The wood is mahogany with pine secondary wood. The hardware is old but not original, however the twelve ivory knobs on the interior drawers are. The first hardware consisted of single pulls, rather than the present bails. The ends are solid, rather than paneled, and the owners think it has been refinished.
This desk dates from the first quarter of the nineteenth century. It is a sophisticated piece with excellent lines and fine bracket feet. The interior is exceptionally good. Few pieces from this period have retained the original ivory knobs in such good condition.
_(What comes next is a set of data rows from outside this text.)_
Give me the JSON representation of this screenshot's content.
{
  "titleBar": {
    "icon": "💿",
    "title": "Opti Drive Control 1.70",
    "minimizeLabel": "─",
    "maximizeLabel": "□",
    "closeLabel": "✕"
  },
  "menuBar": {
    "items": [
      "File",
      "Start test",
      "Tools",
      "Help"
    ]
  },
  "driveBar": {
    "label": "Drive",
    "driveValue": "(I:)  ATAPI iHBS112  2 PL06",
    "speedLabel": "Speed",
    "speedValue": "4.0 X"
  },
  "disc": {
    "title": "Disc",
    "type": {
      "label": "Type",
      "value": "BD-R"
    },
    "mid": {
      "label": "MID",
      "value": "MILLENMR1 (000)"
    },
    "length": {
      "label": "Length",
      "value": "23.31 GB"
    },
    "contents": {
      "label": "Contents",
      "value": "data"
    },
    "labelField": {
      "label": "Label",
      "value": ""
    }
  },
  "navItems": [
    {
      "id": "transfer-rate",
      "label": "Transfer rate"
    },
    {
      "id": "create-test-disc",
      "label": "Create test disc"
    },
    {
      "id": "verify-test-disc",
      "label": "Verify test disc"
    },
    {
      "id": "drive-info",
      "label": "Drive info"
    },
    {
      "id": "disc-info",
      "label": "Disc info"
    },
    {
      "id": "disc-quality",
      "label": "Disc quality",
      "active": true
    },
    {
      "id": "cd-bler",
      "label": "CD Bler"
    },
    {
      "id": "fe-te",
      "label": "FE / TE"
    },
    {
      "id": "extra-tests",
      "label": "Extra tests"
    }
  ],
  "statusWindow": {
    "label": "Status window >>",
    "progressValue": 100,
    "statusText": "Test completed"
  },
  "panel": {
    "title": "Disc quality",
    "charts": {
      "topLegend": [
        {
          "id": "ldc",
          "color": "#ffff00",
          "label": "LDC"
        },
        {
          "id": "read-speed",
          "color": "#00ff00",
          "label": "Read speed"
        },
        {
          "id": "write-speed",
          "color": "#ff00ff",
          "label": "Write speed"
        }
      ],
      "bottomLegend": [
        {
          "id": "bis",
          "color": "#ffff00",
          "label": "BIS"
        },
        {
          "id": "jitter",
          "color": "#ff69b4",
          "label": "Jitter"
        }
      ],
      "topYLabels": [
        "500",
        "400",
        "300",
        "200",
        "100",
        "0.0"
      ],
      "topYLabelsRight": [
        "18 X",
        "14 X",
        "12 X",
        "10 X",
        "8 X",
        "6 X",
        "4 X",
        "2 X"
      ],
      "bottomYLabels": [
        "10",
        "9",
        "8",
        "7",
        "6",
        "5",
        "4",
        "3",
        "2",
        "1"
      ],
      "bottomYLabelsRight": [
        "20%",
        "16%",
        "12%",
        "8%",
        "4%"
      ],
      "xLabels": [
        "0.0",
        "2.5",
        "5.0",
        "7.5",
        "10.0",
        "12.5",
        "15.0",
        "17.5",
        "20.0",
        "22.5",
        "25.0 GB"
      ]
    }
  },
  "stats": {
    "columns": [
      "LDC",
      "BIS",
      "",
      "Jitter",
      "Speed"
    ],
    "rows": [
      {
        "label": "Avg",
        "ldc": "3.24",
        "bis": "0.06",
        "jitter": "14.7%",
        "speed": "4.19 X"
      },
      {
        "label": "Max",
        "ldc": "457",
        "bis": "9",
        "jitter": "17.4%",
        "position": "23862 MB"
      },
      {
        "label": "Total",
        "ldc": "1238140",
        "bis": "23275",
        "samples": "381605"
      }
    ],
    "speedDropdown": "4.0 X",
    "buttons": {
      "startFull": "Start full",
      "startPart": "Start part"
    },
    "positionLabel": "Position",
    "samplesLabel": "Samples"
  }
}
The term "butler's desk" comes from the era when a butler would have run the operation of a great house with many servants under his direction, although in this instance the elegance of the cabinetry indicates that a butler's only connection with it was to serve the owner tea on it.
The desk is worth $1000., and would be twice that amount if the finish and hardware were original. It is a better than average example of Eastern craftsmanship, probably having come from the corridor from Baltimore to New York. I suggest looking on the backs and bottoms of each drawer to try to find any signatures or labels. If the maker's name could be found, the value could increase significantly.
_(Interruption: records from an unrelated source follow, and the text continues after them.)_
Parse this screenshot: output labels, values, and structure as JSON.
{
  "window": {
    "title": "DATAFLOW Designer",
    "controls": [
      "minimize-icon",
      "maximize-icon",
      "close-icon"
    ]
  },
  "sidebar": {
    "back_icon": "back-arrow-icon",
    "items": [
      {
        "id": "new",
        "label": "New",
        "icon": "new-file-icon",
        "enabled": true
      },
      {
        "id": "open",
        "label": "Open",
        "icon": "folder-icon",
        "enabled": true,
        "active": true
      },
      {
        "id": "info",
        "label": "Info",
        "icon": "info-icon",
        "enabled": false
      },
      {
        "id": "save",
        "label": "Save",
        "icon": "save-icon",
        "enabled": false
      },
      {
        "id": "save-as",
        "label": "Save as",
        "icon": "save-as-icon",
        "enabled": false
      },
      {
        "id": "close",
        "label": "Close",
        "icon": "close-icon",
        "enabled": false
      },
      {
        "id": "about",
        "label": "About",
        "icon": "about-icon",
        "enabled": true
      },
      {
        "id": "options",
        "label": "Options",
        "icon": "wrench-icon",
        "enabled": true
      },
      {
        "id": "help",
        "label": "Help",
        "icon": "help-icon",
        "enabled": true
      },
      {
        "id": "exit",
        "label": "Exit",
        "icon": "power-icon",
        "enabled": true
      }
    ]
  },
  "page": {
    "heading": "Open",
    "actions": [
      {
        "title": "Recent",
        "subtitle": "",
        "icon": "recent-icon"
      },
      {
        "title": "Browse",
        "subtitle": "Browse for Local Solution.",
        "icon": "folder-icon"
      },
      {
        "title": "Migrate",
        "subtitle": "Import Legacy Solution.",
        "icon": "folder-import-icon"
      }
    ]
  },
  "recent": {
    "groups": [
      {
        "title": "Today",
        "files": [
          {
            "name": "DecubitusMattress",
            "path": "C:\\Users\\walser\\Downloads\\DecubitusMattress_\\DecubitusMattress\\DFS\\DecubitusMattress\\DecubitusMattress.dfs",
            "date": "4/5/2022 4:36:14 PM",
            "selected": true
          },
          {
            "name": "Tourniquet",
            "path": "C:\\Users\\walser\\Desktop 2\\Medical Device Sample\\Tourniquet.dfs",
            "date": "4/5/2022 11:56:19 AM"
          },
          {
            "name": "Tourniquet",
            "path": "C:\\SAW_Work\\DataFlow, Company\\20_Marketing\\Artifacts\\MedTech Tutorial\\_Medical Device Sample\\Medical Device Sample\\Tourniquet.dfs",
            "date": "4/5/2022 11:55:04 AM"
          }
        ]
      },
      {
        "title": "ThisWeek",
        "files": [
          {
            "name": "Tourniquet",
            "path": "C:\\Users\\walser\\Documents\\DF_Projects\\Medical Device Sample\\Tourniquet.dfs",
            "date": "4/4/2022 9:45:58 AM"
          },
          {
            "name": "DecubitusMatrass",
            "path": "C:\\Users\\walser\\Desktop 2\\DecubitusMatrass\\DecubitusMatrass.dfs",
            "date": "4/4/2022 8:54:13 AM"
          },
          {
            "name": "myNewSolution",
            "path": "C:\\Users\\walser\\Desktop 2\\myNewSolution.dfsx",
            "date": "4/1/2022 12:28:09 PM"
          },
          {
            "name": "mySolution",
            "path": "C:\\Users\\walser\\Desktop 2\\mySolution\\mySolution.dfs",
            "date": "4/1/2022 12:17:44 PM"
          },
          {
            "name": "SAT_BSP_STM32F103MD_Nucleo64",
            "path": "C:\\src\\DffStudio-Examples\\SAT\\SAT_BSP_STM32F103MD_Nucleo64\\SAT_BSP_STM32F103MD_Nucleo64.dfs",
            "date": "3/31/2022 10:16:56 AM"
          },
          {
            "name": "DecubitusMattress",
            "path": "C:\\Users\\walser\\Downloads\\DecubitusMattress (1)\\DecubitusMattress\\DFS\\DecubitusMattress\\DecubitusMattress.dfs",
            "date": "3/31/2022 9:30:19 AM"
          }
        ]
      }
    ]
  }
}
Obviously not in this case, but often these desks had upper bookcases with ornate multi-paned doors. The early Federal cabinetmakers tried to incorporate the glass panes in such a way to total thirteen, one each for the original colonies. Some changed their designs with the admission of each new state to represent each state with its own pane.